The report, commissioned by the NHS National End of Life Care Programme, examined the end-of-life care provided by 15 PCTs and 509 practices in England. It also looked at data on the 4,487 deaths in these PCTs in February and March 2009.
It identified examples of best practice that should be adopted more widely, including localised collaboration between district nurses and practice teams.
The researchers found that around 27 per cent of people who died were included on practice palliative care registers.
However, when asked to examine data on other deaths, practices suggested that a further 15 per cent of deaths were predictable, even though these patients were not included on palliative care registers.
Shrewsbury GP Dr Teresa Griffin, who has an interest in palliative care, said that including people on palliative care registers meant that their treatment could be planned, rather than being centred on crisis management.
'It's about helping people live better and providing a better quality of life at the end of people's lives,' she said.
She said that practice teams could use disease-specific clinics to examine patients for suitability for inclusion on palliative care registers.
Patients could then be assessed for conditions such as depression and any necessary treatments introduced, she said.

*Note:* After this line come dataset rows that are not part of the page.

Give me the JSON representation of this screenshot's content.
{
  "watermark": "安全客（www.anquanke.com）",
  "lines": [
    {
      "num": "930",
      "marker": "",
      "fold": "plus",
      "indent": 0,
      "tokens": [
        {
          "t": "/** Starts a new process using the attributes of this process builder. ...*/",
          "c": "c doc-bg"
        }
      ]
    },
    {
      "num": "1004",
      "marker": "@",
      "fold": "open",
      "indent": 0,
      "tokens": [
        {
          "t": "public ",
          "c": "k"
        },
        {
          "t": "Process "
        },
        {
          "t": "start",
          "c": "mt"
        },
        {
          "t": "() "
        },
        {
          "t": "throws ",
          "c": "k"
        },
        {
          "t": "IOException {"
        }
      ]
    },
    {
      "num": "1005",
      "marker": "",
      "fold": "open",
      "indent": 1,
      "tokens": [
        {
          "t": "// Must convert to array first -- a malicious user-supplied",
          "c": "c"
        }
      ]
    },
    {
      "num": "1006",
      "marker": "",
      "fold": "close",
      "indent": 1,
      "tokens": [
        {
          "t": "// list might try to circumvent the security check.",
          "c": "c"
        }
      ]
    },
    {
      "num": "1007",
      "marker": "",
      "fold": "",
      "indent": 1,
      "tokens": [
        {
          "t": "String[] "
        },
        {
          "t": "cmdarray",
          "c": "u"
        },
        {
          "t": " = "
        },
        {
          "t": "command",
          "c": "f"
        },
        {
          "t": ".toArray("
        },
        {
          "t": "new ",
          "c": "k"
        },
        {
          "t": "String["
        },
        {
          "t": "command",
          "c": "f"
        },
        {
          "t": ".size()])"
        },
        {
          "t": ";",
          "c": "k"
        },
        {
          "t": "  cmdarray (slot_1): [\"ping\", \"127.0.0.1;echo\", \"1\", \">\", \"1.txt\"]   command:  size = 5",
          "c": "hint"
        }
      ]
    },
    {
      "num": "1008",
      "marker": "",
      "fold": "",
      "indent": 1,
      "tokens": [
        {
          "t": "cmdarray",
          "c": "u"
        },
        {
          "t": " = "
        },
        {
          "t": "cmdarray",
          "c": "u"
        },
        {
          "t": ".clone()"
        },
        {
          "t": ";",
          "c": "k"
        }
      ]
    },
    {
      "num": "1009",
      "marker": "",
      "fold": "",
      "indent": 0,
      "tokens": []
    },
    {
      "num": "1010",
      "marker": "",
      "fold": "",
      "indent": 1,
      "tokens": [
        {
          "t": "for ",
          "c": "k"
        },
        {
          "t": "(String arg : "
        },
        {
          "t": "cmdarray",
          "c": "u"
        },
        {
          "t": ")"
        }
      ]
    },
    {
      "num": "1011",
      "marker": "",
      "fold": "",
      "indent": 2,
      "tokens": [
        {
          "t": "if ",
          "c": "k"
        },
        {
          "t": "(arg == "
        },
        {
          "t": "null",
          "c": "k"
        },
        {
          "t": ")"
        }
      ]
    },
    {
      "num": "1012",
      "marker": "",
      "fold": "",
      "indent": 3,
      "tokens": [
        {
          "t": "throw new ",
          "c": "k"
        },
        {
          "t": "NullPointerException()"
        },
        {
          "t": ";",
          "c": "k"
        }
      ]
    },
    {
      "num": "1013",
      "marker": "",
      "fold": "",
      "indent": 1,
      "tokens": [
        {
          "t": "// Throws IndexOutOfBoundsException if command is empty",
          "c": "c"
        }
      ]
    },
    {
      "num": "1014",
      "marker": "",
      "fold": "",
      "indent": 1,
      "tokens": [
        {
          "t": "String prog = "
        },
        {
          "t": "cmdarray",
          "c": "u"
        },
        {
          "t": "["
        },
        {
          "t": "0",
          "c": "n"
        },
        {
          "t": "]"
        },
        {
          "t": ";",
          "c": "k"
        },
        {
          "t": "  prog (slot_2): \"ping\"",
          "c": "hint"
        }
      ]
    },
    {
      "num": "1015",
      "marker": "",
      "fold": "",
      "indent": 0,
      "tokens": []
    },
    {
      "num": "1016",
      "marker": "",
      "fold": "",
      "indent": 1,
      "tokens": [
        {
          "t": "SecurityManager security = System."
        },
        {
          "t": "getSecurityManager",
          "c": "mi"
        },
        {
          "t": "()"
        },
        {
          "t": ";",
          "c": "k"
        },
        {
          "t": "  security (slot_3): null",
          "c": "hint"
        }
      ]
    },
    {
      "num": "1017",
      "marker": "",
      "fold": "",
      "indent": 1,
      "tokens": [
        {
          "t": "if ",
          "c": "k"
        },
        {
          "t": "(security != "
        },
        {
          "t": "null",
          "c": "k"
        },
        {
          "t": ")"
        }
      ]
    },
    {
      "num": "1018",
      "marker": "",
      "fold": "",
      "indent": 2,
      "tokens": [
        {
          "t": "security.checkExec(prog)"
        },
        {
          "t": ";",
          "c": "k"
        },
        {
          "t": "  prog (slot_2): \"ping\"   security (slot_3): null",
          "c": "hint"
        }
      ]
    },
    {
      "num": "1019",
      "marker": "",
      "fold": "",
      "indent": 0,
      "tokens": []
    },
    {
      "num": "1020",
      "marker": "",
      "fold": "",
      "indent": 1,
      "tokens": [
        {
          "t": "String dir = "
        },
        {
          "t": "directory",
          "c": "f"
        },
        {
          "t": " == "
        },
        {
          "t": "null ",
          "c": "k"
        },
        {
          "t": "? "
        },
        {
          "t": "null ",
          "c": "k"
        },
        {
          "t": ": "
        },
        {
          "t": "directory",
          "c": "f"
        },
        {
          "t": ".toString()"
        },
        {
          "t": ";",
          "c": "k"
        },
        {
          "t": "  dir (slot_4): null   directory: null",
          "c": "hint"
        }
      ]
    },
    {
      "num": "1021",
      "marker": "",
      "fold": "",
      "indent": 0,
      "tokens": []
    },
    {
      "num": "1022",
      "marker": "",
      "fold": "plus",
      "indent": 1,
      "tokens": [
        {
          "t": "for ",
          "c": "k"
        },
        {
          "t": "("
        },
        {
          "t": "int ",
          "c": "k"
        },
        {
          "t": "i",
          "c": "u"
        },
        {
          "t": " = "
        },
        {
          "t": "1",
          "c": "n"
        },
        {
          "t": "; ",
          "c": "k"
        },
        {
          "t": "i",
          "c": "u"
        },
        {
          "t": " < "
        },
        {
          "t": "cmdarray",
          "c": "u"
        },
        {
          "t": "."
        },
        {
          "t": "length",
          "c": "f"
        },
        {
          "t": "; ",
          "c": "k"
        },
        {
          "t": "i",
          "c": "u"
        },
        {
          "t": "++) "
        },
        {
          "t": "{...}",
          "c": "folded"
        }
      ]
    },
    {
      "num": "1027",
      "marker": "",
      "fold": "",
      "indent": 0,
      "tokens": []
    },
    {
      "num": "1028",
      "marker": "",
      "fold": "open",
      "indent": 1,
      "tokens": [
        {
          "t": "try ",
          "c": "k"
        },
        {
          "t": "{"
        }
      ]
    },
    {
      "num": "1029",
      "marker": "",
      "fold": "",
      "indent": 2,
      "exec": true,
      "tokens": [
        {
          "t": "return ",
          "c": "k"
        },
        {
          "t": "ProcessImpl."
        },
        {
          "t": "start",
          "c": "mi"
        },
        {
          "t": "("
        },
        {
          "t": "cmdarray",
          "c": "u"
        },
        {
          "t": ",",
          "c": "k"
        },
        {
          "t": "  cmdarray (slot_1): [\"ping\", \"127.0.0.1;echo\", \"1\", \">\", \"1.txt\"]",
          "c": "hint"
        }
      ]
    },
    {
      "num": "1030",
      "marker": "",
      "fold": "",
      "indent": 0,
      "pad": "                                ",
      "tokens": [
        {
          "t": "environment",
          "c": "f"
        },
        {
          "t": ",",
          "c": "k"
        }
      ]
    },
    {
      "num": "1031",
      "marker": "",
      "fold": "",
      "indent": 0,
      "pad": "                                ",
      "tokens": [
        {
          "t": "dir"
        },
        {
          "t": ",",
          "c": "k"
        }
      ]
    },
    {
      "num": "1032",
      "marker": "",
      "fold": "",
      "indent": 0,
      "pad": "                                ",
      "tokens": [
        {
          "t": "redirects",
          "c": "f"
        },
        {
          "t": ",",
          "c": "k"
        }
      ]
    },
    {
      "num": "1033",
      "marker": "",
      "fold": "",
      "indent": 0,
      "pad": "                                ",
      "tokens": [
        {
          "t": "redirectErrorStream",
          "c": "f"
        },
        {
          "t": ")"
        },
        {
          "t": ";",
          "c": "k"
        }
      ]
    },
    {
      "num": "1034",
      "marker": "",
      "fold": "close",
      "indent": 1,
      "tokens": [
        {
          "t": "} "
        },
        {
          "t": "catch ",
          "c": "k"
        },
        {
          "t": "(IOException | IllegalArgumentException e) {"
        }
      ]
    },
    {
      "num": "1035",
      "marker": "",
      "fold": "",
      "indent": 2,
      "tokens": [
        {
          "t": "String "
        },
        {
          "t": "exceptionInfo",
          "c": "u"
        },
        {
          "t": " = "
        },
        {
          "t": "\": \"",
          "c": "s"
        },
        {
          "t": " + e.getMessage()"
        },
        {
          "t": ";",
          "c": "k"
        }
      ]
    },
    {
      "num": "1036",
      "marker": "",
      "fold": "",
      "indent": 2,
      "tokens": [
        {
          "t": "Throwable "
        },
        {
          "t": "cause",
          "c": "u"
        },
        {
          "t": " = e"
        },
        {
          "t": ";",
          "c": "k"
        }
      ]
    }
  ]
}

The report suggested commissioners should examine practice training needs 'particularly regarding the identification of people nearing the end of life, training in advance care planning discussions and support for people and carers at all stages'.